Dataset excerpts Block Start

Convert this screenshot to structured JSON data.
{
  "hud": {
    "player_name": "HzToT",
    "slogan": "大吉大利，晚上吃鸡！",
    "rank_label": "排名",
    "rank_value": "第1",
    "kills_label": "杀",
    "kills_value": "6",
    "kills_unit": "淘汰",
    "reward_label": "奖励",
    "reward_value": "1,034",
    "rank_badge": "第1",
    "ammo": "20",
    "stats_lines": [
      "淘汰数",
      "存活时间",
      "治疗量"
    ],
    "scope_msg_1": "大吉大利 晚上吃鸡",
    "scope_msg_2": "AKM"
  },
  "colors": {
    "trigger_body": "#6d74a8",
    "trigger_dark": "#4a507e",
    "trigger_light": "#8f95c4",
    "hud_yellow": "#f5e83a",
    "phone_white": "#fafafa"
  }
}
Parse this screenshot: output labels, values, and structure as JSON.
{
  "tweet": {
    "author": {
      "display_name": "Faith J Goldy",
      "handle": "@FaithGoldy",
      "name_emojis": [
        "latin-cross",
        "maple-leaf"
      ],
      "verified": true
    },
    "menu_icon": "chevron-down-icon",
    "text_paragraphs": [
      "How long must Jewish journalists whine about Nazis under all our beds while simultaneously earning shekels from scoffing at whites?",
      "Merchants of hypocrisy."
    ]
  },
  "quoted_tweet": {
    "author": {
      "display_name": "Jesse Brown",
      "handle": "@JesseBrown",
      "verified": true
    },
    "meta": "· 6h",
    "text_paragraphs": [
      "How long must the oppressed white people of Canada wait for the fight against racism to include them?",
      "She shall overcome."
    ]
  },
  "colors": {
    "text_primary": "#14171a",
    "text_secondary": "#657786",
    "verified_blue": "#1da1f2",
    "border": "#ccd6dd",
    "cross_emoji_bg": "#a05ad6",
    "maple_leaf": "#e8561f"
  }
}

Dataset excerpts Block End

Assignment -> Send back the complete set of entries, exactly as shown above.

Exercise result ->
Convert this screenshot to structured JSON data.
{
  "hud": {
    "player_name": "HzToT",
    "slogan": "大吉大利，晚上吃鸡！",
    "rank_label": "排名",
    "rank_value": "第1",
    "kills_label": "杀",
    "kills_value": "6",
    "kills_unit": "淘汰",
    "reward_label": "奖励",
    "reward_value": "1,034",
    "rank_badge": "第1",
    "ammo": "20",
    "stats_lines": [
      "淘汰数",
      "存活时间",
      "治疗量"
    ],
    "scope_msg_1": "大吉大利 晚上吃鸡",
    "scope_msg_2": "AKM"
  },
  "colors": {
    "trigger_body": "#6d74a8",
    "trigger_dark": "#4a507e",
    "trigger_light": "#8f95c4",
    "hud_yellow": "#f5e83a",
    "phone_white": "#fafafa"
  }
}
Parse this screenshot: output labels, values, and structure as JSON.
{
  "tweet": {
    "author": {
      "display_name": "Faith J Goldy",
      "handle": "@FaithGoldy",
      "name_emojis": [
        "latin-cross",
        "maple-leaf"
      ],
      "verified": true
    },
    "menu_icon": "chevron-down-icon",
    "text_paragraphs": [
      "How long must Jewish journalists whine about Nazis under all our beds while simultaneously earning shekels from scoffing at whites?",
      "Merchants of hypocrisy."
    ]
  },
  "quoted_tweet": {
    "author": {
      "display_name": "Jesse Brown",
      "handle": "@JesseBrown",
      "verified": true
    },
    "meta": "· 6h",
    "text_paragraphs": [
      "How long must the oppressed white people of Canada wait for the fight against racism to include them?",
      "She shall overcome."
    ]
  },
  "colors": {
    "text_primary": "#14171a",
    "text_secondary": "#657786",
    "verified_blue": "#1da1f2",
    "border": "#ccd6dd",
    "cross_emoji_bg": "#a05ad6",
    "maple_leaf": "#e8561f"
  }
}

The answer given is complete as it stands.